__Assignment__.
Whenever a line of the entries below holds the string "icon", copy that line and return it.

__Data to examine__.
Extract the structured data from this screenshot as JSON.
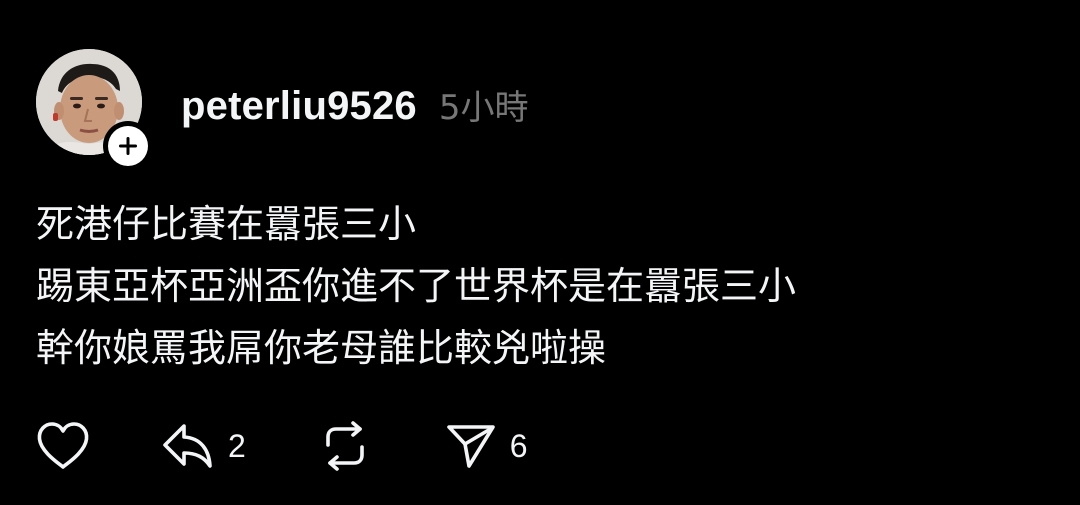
{
  "post": {
    "author": {
      "username": "peterliu9526",
      "avatar_alt": "avatar",
      "follow_icon": "plus-icon"
    },
    "timestamp": "5小時",
    "body_lines": [
      "死港仔比賽在囂張三小",
      "踢東亞杯亞洲盃你進不了世界杯是在囂張三小",
      "幹你娘罵我屌你老母誰比較兇啦操"
    ],
    "actions": {
      "like": {
        "icon": "heart-icon",
        "count": ""
      },
      "reply": {
        "icon": "reply-icon",
        "count": "2"
      },
      "repost": {
        "icon": "repost-icon",
        "count": ""
      },
      "share": {
        "icon": "send-icon",
        "count": "6"
      }
    }
  },
  "colors": {
    "background": "#000000",
    "text_primary": "#f3f5f7",
    "text_secondary": "#777777"
  }
}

__Exercise output__.
      "follow_icon": "plus-icon"
        "icon": "heart-icon",
        "icon": "reply-icon",
        "icon": "repost-icon",
        "icon": "send-icon",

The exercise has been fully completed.